#### ACTIVITY
Give the line containing "Output a JSON" again, exactly, along with all later lines of the entries, through the last one.

#### DATA SHOWN
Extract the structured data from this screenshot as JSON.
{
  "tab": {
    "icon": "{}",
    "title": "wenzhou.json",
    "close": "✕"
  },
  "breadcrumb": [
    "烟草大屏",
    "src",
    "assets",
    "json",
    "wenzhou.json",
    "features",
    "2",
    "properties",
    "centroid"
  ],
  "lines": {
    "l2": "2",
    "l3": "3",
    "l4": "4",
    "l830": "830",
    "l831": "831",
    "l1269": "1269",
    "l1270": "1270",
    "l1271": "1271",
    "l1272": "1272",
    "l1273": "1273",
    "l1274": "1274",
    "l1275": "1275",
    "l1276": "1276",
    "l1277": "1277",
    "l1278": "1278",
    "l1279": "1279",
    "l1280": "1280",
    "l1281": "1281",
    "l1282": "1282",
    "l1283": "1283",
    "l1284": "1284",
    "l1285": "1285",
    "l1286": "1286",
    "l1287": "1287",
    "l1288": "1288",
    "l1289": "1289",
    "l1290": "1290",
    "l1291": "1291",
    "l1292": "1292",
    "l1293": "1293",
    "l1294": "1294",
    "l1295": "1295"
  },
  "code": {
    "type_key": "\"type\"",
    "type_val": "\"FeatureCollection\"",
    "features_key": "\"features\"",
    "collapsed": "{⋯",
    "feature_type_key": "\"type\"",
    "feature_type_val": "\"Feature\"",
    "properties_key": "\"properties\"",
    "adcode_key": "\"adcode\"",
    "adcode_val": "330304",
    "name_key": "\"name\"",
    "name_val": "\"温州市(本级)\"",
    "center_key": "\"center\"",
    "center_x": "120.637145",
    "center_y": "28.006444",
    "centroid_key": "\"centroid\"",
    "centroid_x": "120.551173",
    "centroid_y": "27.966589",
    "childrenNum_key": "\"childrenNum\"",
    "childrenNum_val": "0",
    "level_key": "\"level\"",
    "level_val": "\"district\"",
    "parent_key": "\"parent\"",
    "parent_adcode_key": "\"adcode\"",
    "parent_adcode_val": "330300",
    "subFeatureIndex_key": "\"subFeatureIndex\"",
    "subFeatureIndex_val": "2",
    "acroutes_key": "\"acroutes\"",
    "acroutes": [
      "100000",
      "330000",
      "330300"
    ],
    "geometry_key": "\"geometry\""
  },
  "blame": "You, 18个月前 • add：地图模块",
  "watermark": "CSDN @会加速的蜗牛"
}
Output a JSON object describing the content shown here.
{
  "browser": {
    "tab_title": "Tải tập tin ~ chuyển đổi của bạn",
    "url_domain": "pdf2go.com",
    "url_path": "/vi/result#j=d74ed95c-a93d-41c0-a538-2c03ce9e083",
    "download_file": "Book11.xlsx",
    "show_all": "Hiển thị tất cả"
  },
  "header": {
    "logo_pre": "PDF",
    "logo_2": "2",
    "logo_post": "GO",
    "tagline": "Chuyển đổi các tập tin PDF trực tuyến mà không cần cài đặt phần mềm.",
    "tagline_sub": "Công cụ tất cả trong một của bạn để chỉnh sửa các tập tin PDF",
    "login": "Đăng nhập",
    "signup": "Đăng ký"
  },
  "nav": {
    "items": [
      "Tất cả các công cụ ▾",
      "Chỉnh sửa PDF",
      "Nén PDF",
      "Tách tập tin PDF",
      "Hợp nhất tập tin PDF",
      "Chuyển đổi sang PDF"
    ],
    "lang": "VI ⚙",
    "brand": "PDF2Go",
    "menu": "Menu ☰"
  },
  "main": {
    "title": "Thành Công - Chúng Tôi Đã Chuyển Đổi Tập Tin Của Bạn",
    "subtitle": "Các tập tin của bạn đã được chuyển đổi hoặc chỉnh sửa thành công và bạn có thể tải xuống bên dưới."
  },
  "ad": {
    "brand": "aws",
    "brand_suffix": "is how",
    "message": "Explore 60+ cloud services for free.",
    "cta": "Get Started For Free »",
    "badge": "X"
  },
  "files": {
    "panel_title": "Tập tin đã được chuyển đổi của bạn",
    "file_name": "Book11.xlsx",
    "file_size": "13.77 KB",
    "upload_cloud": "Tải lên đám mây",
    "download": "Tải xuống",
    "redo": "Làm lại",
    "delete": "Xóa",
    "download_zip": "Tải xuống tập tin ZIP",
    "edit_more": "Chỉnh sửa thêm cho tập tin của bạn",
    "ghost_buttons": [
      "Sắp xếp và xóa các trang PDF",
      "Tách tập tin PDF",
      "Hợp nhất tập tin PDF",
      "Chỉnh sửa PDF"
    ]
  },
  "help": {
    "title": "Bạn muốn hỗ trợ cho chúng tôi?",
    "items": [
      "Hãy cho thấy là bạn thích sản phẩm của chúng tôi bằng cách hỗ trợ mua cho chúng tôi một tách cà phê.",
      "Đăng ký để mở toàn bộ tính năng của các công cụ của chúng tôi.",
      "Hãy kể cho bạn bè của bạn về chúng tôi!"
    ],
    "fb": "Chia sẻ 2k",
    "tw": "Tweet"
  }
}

#### EXERCISE SOLUTION
Output a JSON object describing the content shown here.
{
  "browser": {
    "tab_title": "Tải tập tin ~ chuyển đổi của bạn",
    "url_domain": "pdf2go.com",
    "url_path": "/vi/result#j=d74ed95c-a93d-41c0-a538-2c03ce9e083",
    "download_file": "Book11.xlsx",
    "show_all": "Hiển thị tất cả"
  },
  "header": {
    "logo_pre": "PDF",
    "logo_2": "2",
    "logo_post": "GO",
    "tagline": "Chuyển đổi các tập tin PDF trực tuyến mà không cần cài đặt phần mềm.",
    "tagline_sub": "Công cụ tất cả trong một của bạn để chỉnh sửa các tập tin PDF",
    "login": "Đăng nhập",
    "signup": "Đăng ký"
  },
  "nav": {
    "items": [
      "Tất cả các công cụ ▾",
      "Chỉnh sửa PDF",
      "Nén PDF",
      "Tách tập tin PDF",
      "Hợp nhất tập tin PDF",
      "Chuyển đổi sang PDF"
    ],
    "lang": "VI ⚙",
    "brand": "PDF2Go",
    "menu": "Menu ☰"
  },
  "main": {
    "title": "Thành Công - Chúng Tôi Đã Chuyển Đổi Tập Tin Của Bạn",
    "subtitle": "Các tập tin của bạn đã được chuyển đổi hoặc chỉnh sửa thành công và bạn có thể tải xuống bên dưới."
  },
  "ad": {
    "brand": "aws",
    "brand_suffix": "is how",
    "message": "Explore 60+ cloud services for free.",
    "cta": "Get Started For Free »",
    "badge": "X"
  },
  "files": {
    "panel_title": "Tập tin đã được chuyển đổi của bạn",
    "file_name": "Book11.xlsx",
    "file_size": "13.77 KB",
    "upload_cloud": "Tải lên đám mây",
    "download": "Tải xuống",
    "redo": "Làm lại",
    "delete": "Xóa",
    "download_zip": "Tải xuống tập tin ZIP",
    "edit_more": "Chỉnh sửa thêm cho tập tin của bạn",
    "ghost_buttons": [
      "Sắp xếp và xóa các trang PDF",
      "Tách tập tin PDF",
      "Hợp nhất tập tin PDF",
      "Chỉnh sửa PDF"
    ]
  },
  "help": {
    "title": "Bạn muốn hỗ trợ cho chúng tôi?",
    "items": [
      "Hãy cho thấy là bạn thích sản phẩm của chúng tôi bằng cách hỗ trợ mua cho chúng tôi một tách cà phê.",
      "Đăng ký để mở toàn bộ tính năng của các công cụ của chúng tôi.",
      "Hãy kể cho bạn bè của bạn về chúng tôi!"
    ],
    "fb": "Chia sẻ 2k",
    "tw": "Tweet"
  }
}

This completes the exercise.